Jennifer Rutledge, the director of Legislative Affairs and Rockdale County clerk, has been named interim director of Stormwater while the search for a new director continues.
Kimbrough is the fourth county department director to leave since July, and several other changes in leadership have been made as well:
♦ Rockdale Water Resources — Derek Bogan was promoted to director in November. Dr. Terrell Boggs had been serving as acting direction since January 2019 when Angie Luna left. Bogan has been serving as deputy director.
♦ Planning and Development — Kc Krzic resigned as director in July, and Kalanos Johnson was approved as director in December.
♦ Technology Services — Al Yelverton resigned as director and Maurice Fickln resigned as deputy director, both in July. Margaret A. Moore-Johnson was approved as director in October.
♦ Finance — Roselyn Miller resigned as director in September and deputy director William Vaughn has been serving as acting director while a search for a new director continues.
♦ Chief of Staff — Corey Hambrick resigned effective Dec. 31, and Jamie Cabe, currently the Rockdale County clerk of Superior Court, will become chief of staff on Jan. 1.
♦ E♦ mergency Management Agency — Dan Morgan has been named the first director of the new Emergency Management Agency Department. The EMA was previously under another public safety department.

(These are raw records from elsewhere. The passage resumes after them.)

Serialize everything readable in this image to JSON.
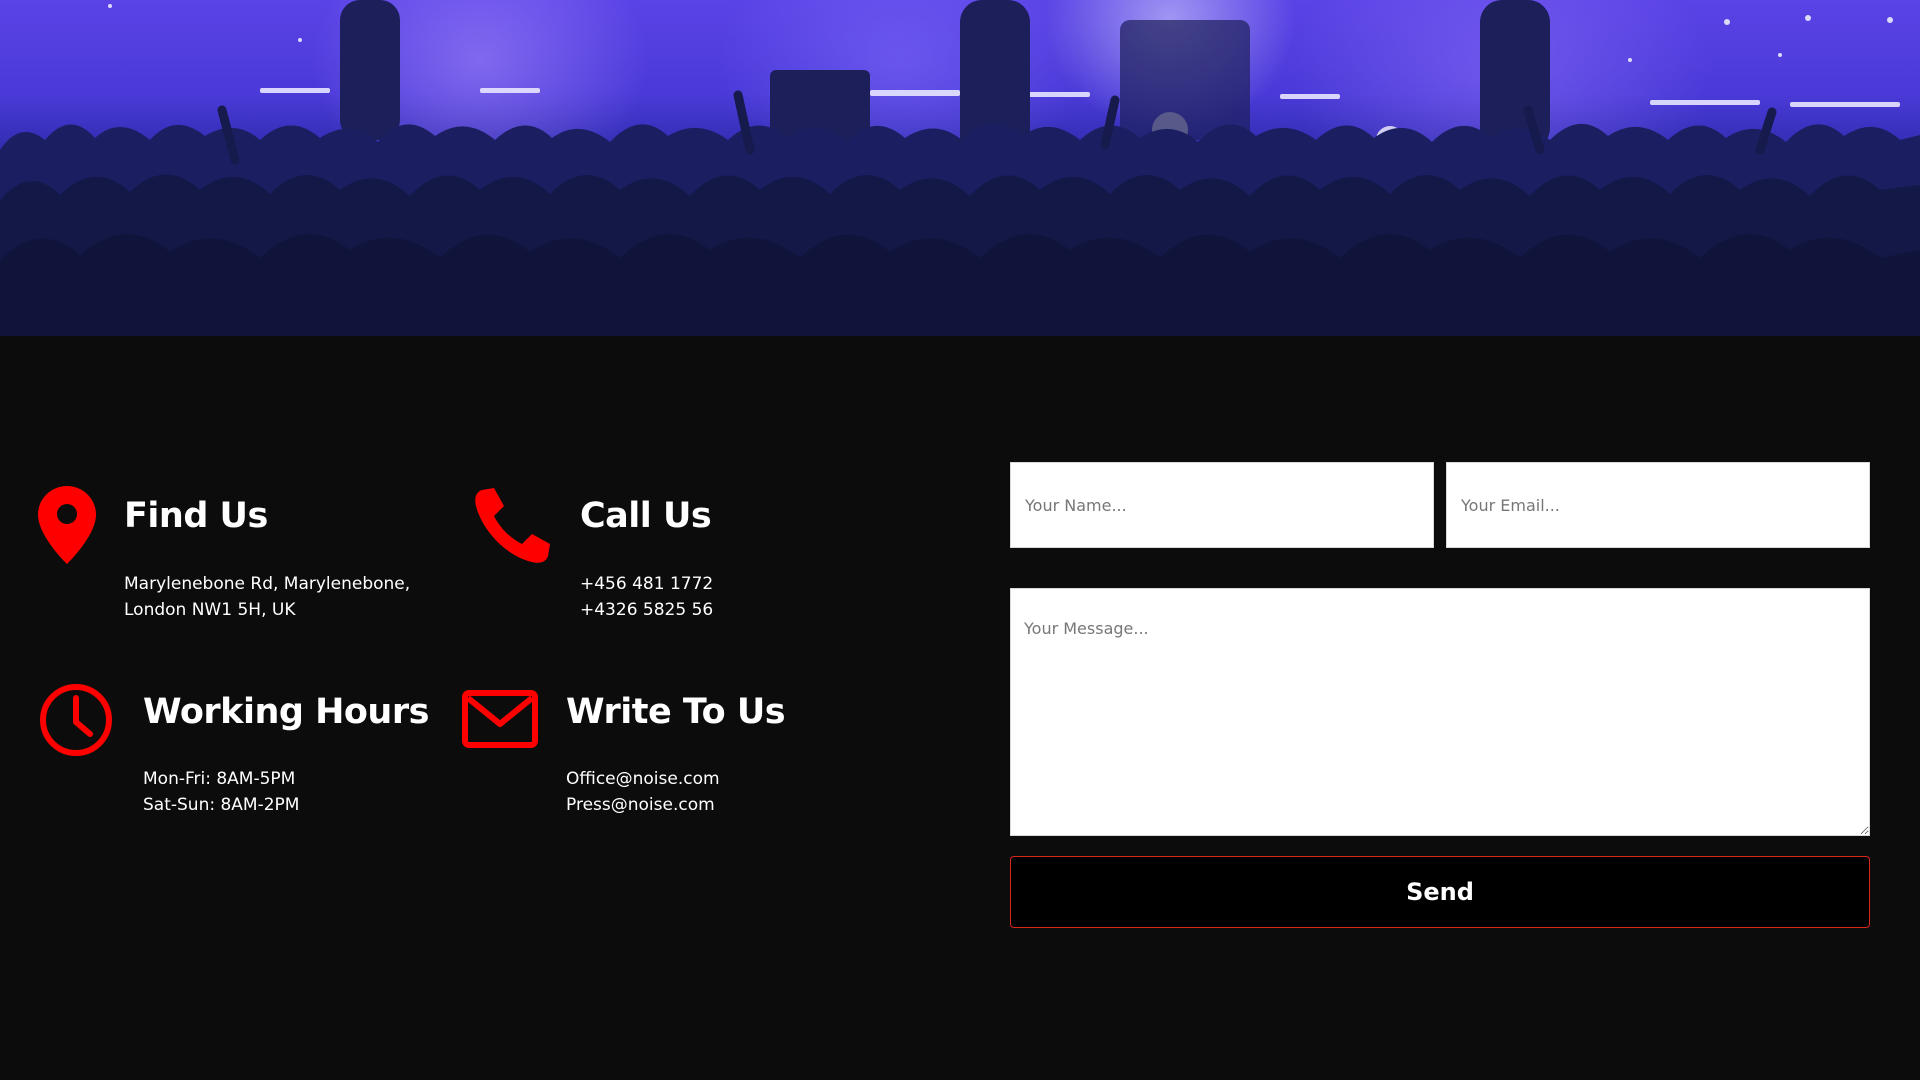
{
  "contact": {
    "find_us": {
      "icon": "map-pin-icon",
      "title": "Find Us",
      "lines": [
        "Marylenebone Rd, Marylenebone,",
        "London NW1 5H, UK"
      ]
    },
    "call_us": {
      "icon": "phone-icon",
      "title": "Call Us",
      "lines": [
        "+456 481 1772",
        "+4326 5825 56"
      ]
    },
    "working_hours": {
      "icon": "clock-icon",
      "title": "Working Hours",
      "lines": [
        "Mon-Fri: 8AM-5PM",
        "Sat-Sun: 8AM-2PM"
      ]
    },
    "write_to_us": {
      "icon": "envelope-icon",
      "title": "Write To Us",
      "lines": [
        "Office@noise.com",
        "Press@noise.com"
      ]
    }
  },
  "form": {
    "name_placeholder": "Your Name...",
    "name_value": "",
    "email_placeholder": "Your Email...",
    "email_value": "",
    "message_placeholder": "Your Message...",
    "message_value": "",
    "send_label": "Send"
  },
  "colors": {
    "accent": "#ff0000",
    "background": "#0c0c0c",
    "button_border": "#d8261a"
  }
}
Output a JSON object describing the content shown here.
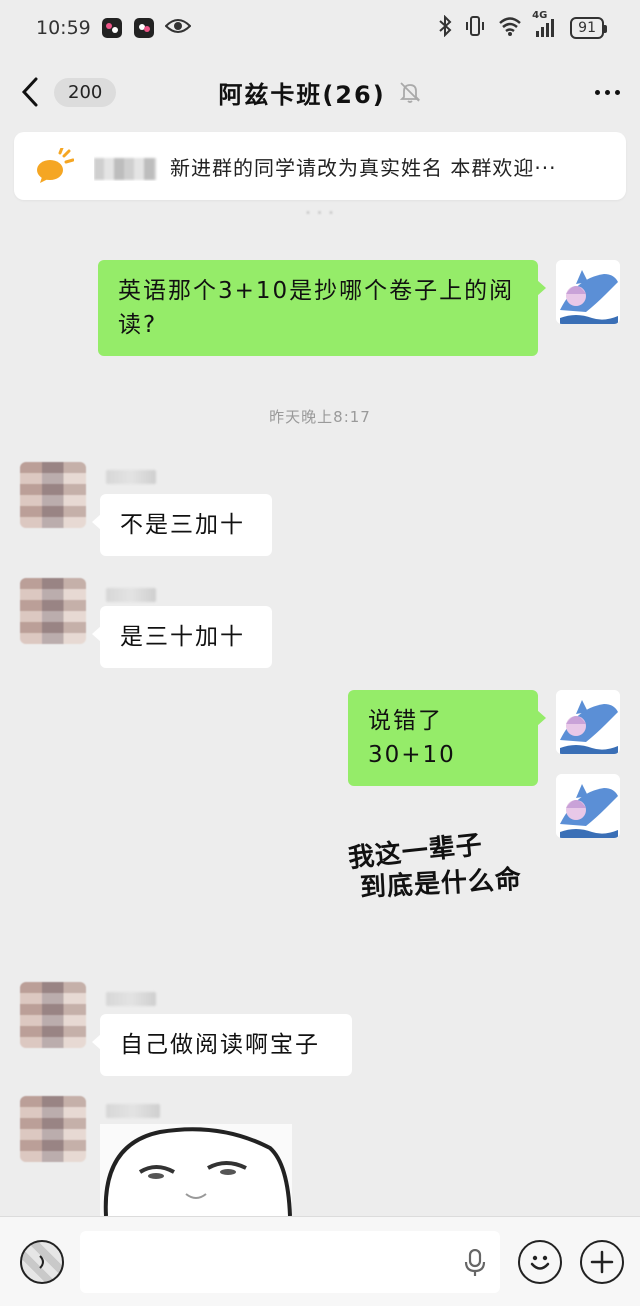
{
  "status_bar": {
    "time": "10:59",
    "network": "4G",
    "battery": "91"
  },
  "header": {
    "unread_count": "200",
    "title": "阿兹卡班(26)"
  },
  "announcement": {
    "text": "新进群的同学请改为真实姓名 本群欢迎···"
  },
  "messages": [
    {
      "sender": "me",
      "text": "英语那个3+10是抄哪个卷子上的阅读?"
    },
    {
      "type": "time",
      "text": "昨天晚上8:17"
    },
    {
      "sender": "other",
      "text": "不是三加十"
    },
    {
      "sender": "other",
      "text": "是三十加十"
    },
    {
      "sender": "me",
      "text": "说错了30+10"
    },
    {
      "sender": "me",
      "type": "sticker",
      "text_line1": "我这一辈子",
      "text_line2": "到底是什么命"
    },
    {
      "sender": "other",
      "text": "自己做阅读啊宝子"
    },
    {
      "sender": "other",
      "type": "sticker"
    }
  ],
  "colors": {
    "background": "#ededed",
    "my_bubble": "#95ec69",
    "other_bubble": "#ffffff",
    "announcement_icon": "#f5a623"
  }
}
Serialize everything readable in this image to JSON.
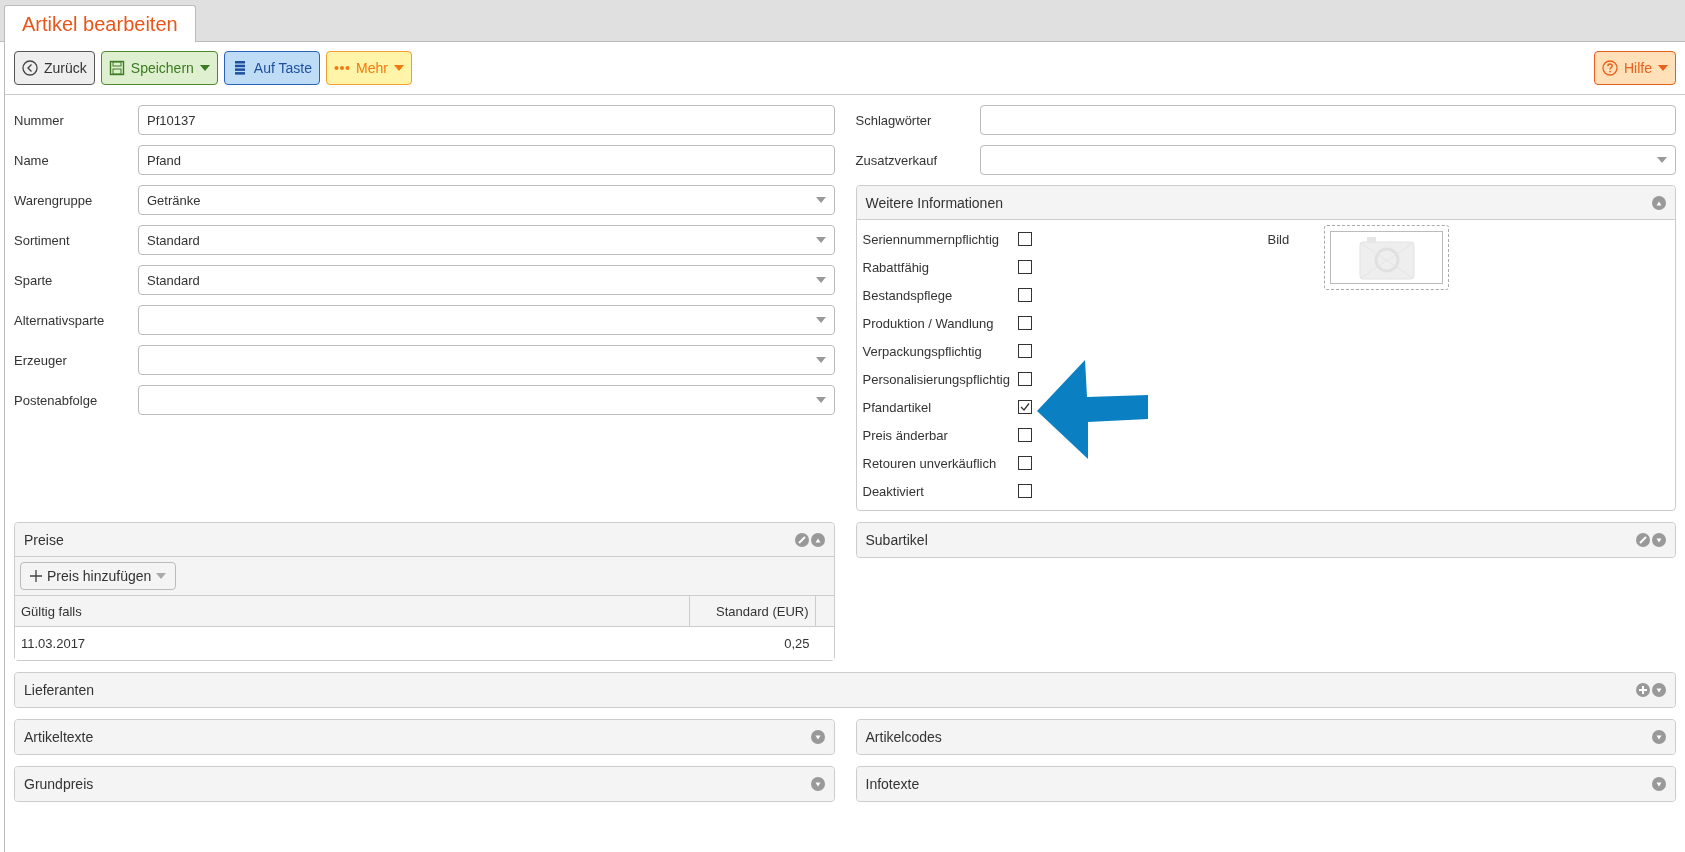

Morgan, who had been serving as both EMA director and Rockdale County fire chief, resigned as fire chief in December to move into his new role.
♦ Rockdale County Fire Rescue — Marian McDaniel was named the new Rockdale County fire chief in December.